Neither did God meet our defiance by denying His hurt. The pain when we’re deceived by a casual acquaintance is nothing compared with the pain of being betrayed by one we hold dear. Our Father refused to lessen His hurt by disowning His love for us. His love will not let us go.
At the bedrock of our faith lies this assurance: “God demonstrates His own love for us in this: While we were still sinners, Christ died for us” (Rom. 5:8, NIV). Forgiveness is the outworking of God’s love.
A trivial injury or one that’s excusable needs no forgiveness. Forgiveness is pardoning one who has truly wronged us, “just as God in Christ also has forgiven you” (Eph. 4:32).
We can’t divorce God’s forgiveness of us from our willingness to forgive those who’ve injured us. We pray, “Forgive us our debts, as we forgive our debtors” (Matt. 6:12, KJV).
A Decision by Faith
What is forgiveness, then? A choice – a faith decision – not to hold a sin against a person any longer. It’s not based on merit, but on grace. Its prototype is the cross. We dare not confuse it with emotion.
Although feeling will eventually follow if we maintain faith’s resolve despite temptations to bitterness, the feeling is not the forgiveness. It may be agony even to think about forgiving a past injury, but God will gradually enable us if we let Him. And the very decision to forgive releases God’s power to restore our damaged emotions.
True reconciliation is impossible without genuine repentance. Unless we acknowledge our sins, we cannot enjoy our Father’s fellowship. Then what can we do about the millions who never have a change of mind about their sins and never experience His forgiveness? If God doesn’t forgive them, why must we?
God’s love and His desire to show mercy are constant toward the unrepentant. It’s His very commitment to show mercy that allows us and draws us to come to Him.
Jesus leaves no room for an unforgiving spirit, even if the offender never repents. He directs His disciples: “Love your enemies, and pray for those who persecute you in order that you may be sons of your Father who is in heaven; for He causes His sun to rise on the evil and the good, and sends rain on the righteous and the unrighteous” (Matt. 5:44-45).
The apostle Paul makes it clear that so long as we retain the right to vengeance, we can’t really love our enemies (Rom. 12:19). We must let go of the offense and let it be washed into the river of God’s justice, that it may not pollute our springs.

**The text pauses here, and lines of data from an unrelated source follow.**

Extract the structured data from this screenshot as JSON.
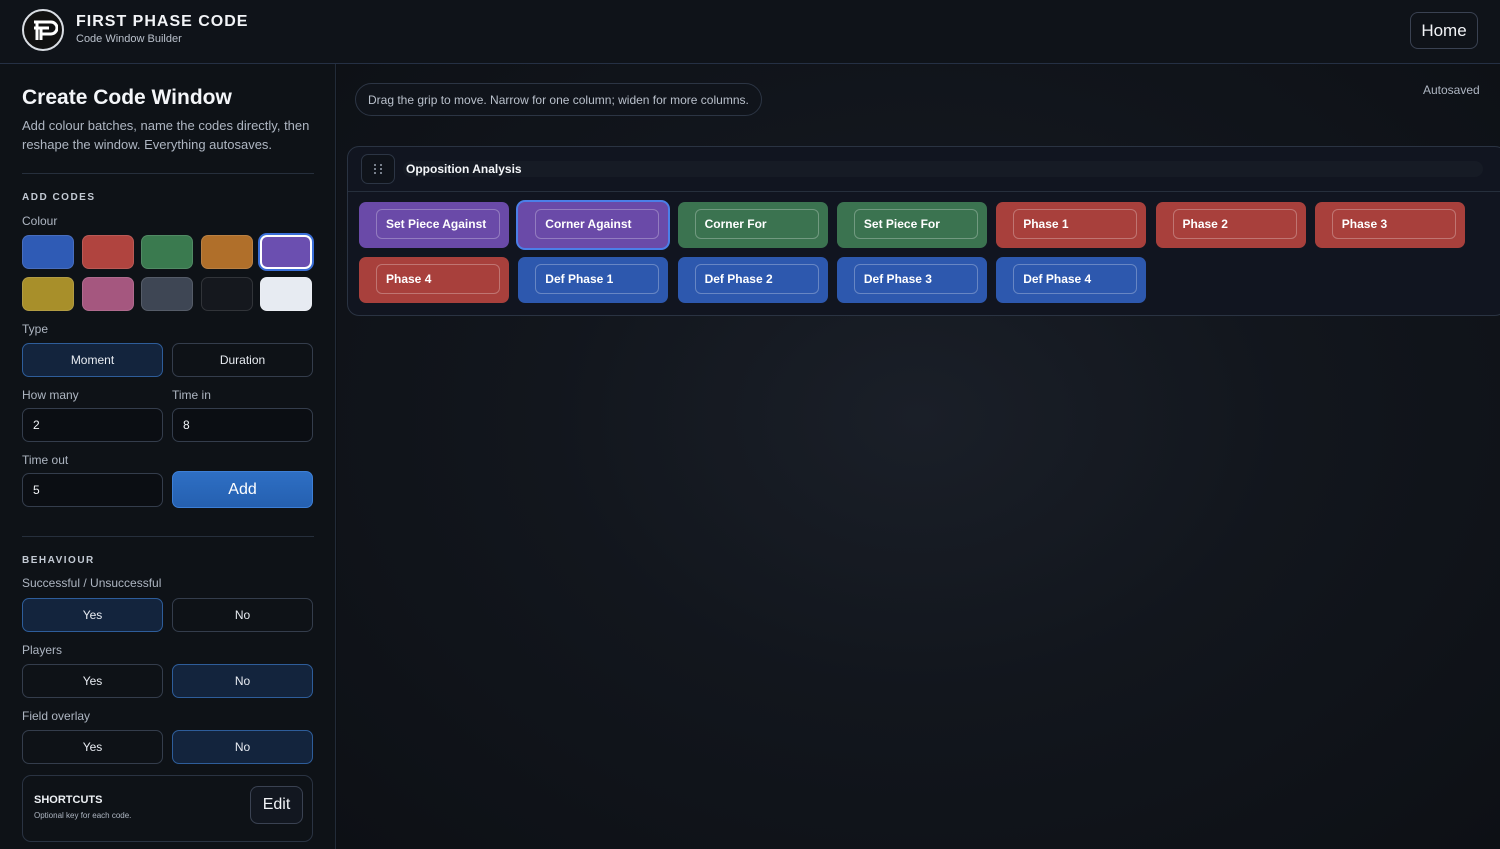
{
  "header": {
    "brand_title": "FIRST PHASE CODE",
    "brand_subtitle": "Code Window Builder",
    "home_label": "Home"
  },
  "sidebar": {
    "title": "Create Code Window",
    "description": "Add colour batches, name the codes directly, then reshape the window. Everything autosaves.",
    "add_codes": {
      "heading": "ADD CODES",
      "colour_label": "Colour",
      "colours": [
        "#2f5bb5",
        "#b0443f",
        "#3a7a4f",
        "#b06f2a",
        "#6b4fb0",
        "#a88f2a",
        "#a5577f",
        "#3e4654",
        "#15181e",
        "#e7ebf2"
      ],
      "selected_colour_index": 4,
      "type_label": "Type",
      "type_options": [
        "Moment",
        "Duration"
      ],
      "type_selected": "Moment",
      "how_many_label": "How many",
      "how_many_value": "2",
      "time_in_label": "Time in",
      "time_in_value": "8",
      "time_out_label": "Time out",
      "time_out_value": "5",
      "add_label": "Add"
    },
    "behaviour": {
      "heading": "BEHAVIOUR",
      "successful_label": "Successful / Unsuccessful",
      "successful_selected": "Yes",
      "players_label": "Players",
      "players_selected": "No",
      "field_overlay_label": "Field overlay",
      "field_overlay_selected": "No",
      "yes_label": "Yes",
      "no_label": "No"
    },
    "shortcuts": {
      "title": "SHORTCUTS",
      "subtitle": "Optional key for each code.",
      "edit_label": "Edit"
    }
  },
  "main": {
    "hint": "Drag the grip to move. Narrow for one column; widen for more columns.",
    "autosaved": "Autosaved",
    "window_title": "Opposition Analysis",
    "codes": [
      {
        "label": "Set Piece Against",
        "color": "#6a4aa8"
      },
      {
        "label": "Corner Against",
        "color": "#6a4aa8",
        "selected": true
      },
      {
        "label": "Corner For",
        "color": "#3b7350"
      },
      {
        "label": "Set Piece For",
        "color": "#3b7350"
      },
      {
        "label": "Phase 1",
        "color": "#a8403c"
      },
      {
        "label": "Phase 2",
        "color": "#a8403c"
      },
      {
        "label": "Phase 3",
        "color": "#a8403c"
      },
      {
        "label": "Phase 4",
        "color": "#a8403c"
      },
      {
        "label": "Def Phase 1",
        "color": "#2d58ae"
      },
      {
        "label": "Def Phase 2",
        "color": "#2d58ae"
      },
      {
        "label": "Def Phase 3",
        "color": "#2d58ae"
      },
      {
        "label": "Def Phase 4",
        "color": "#2d58ae"
      }
    ]
  }
}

Paul concludes, “Do not be overcome by evil, but overcome evil with good” (Rom. 12:21).
Christians must forgive. Jesus told a parable of a governor who owed millions to his king. But he forfeited the kings offer to forgive the debt by his own refusal to cancel a twenty dollar debt. As a result, he was imprisoned and tortured until he should pay the last penny. Jesus’ application to His disciples is unmistakable: “So shall My Heavenly Father also do to you, if each of you does not forgive his brother from your heart” (Matt. 18:35).
Centuries ago, George Herbert distilled the issue: “He that cannot forgive others breaks the bridge over which he himself must pass if he would ever reach heaven; for everyone has need to be forgiven.”
No one said forgiving is easy. But we cannot be satisfied with quick counterfeits. Like our Father, we must face sins squarely and pardon them boldly, enabled by His grace.
Ralph F. Wilson, Moody Monthly Magazine